Faces of Rhodes

Print ShareThis

Braden Taylor ′15

Hometown: Morristown, TN
Major: Biochemistry/Molecular Biology
Minor: Religious Studies

Academic interests: Cell Biology/Microbiology
Extracurricular activities: Tri-Beta National Biological Honor Society, Biology Tutor

Tell the story of how you got to Rhodes College.

I actually learned about Rhodes from my sister, Sara Beth Taylor, who graduated last year. Her experiences and successes, especially in the biology and religious studies departments, inspired me to attend. I liked the idea of a college with small class sizes and felt I would thrive in the more close-knit atmosphere here at Rhodes. Memphis, too, provided an exciting change of scenery for me (until my transition to Rhodes, I had lived primarily in small-town, east Tennessee). After a few visits to the beautiful campus, I decided Rhodes was the college for me.

How have you changed since beginning your studies at Rhodes?

If anything, Rhodes has given me perspective. Before arriving here, my exposure to different religions, personal values, and lifestyles had been somewhat limited (I attended Christian schools almost exclusively before coming to Rhodes). Over the past few years, however, I′ve learned more about these subjects than I ever thought I would. Amid the many new outlooks and ideals held by the students and professors here at Rhodes, I′ve managed to develop and solidify my own personal values. My experiences at Rhodes have given me both a better view of the world at large and a better understanding of myself.

Describe the research you’ve helped conduct in the biology department over the past two years.

I′ve had the privilege these last two years of working with¬†Dr. Mary Miller on a research project involving a fairly new chemotherapeutic drug called KP1019. In the lab, we utilized the yeast Saccharomyces cerevisiae as a model system to investigate KP1019′s mechanism of action (how the drug actually works is largely unknown). My part in the project has been primarily the elucidation of genes involved in the cellular response to KP1019 exposure. How do cells cope with the drug? What genes are responsible for repairing the damage caused by KP1019? These and other similar questions have been the focus of our study in the lab. I′ve learned a staggering amount over the course of my work in the biology department, and I am very grateful for the opportunity I′ve been given to participate in this project.

Last fall you received a travel award from the American Society for Cell Biology (ASCB) and gave a poster presentation at ASCB’s annual meeting, which was held in New Orleans in December. What was this experience like?

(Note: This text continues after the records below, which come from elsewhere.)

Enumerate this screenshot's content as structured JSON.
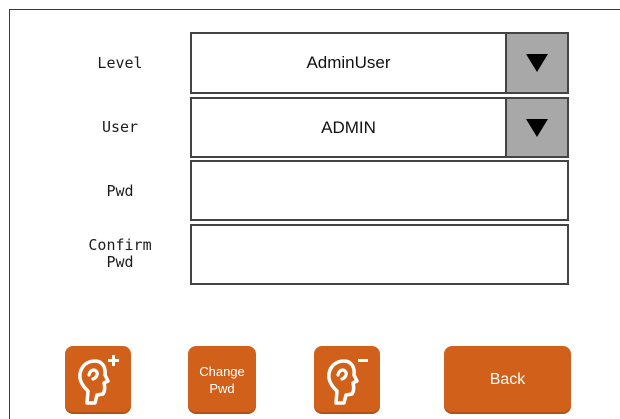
{
  "form": {
    "level_label": "Level",
    "level_value": "AdminUser",
    "user_label": "User",
    "user_value": "ADMIN",
    "pwd_label": "Pwd",
    "pwd_value": "",
    "confirm_label_line1": "Confirm",
    "confirm_label_line2": "Pwd",
    "confirm_value": ""
  },
  "buttons": {
    "add_user_icon": "add-user-icon",
    "change_pwd_line1": "Change",
    "change_pwd_line2": "Pwd",
    "remove_user_icon": "remove-user-icon",
    "back_label": "Back"
  },
  "colors": {
    "accent": "#d1611a",
    "dropdown_bg": "#a8a8a8"
  }
}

Presenting at the 2013 ASCB Annual Meeting was one of the most exciting (and nerve-racking) experiences I′ve had in many years. Being surrounded by scientists whose knowledge of the field far exceeds my own was very intimidating. "Make one wrong move, and you′ll be asked about a cellular pathway you never knew existed," I told myself. But despite my worries, the presentations went very well. Being able to tell other scientists about the research data I′ve been collecting for the past two years was very satisfying. I walked away from my presentations feeling more confident in both my understanding of the project and my ability to present the data effectively.

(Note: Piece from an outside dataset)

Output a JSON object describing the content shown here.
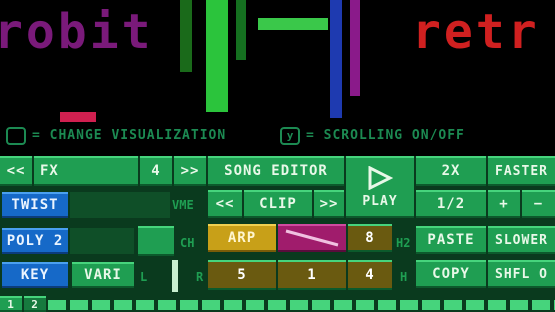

Aside from my own small part in the conference, the ASCB meeting itself was surprisingly fun. There were a number of informative and entertaining presentations to attend, especially those given by Nobel Laureates James Rothman and Randy Schekman. If you are ever given an opportunity to attend an ASCB Annual Meeting (and if you are interested in the biological sciences), don′t miss out!

You’ve also participated in Rhodes’ Undergraduate Research and Creative Activity Symposium (URCAS).¬† Was this helpful to you in your presentation at ASCB?

If anything, URCAS was the perfect practice for my presentations at the ASCB meeting. I took for granted how useful URCAS was in preparing me for the conference, but not anymore. The format used in the symposium here at Rhodes is remarkably similar to the one found at the annual meeting. You can be sure I will be presenting again at URCAS this semester. Come see my presentation if you get the chance!

Compiled by Ali Swee ‘16

Tags: Biochemistry and Molecular Biology, Religious Studies, Tennessee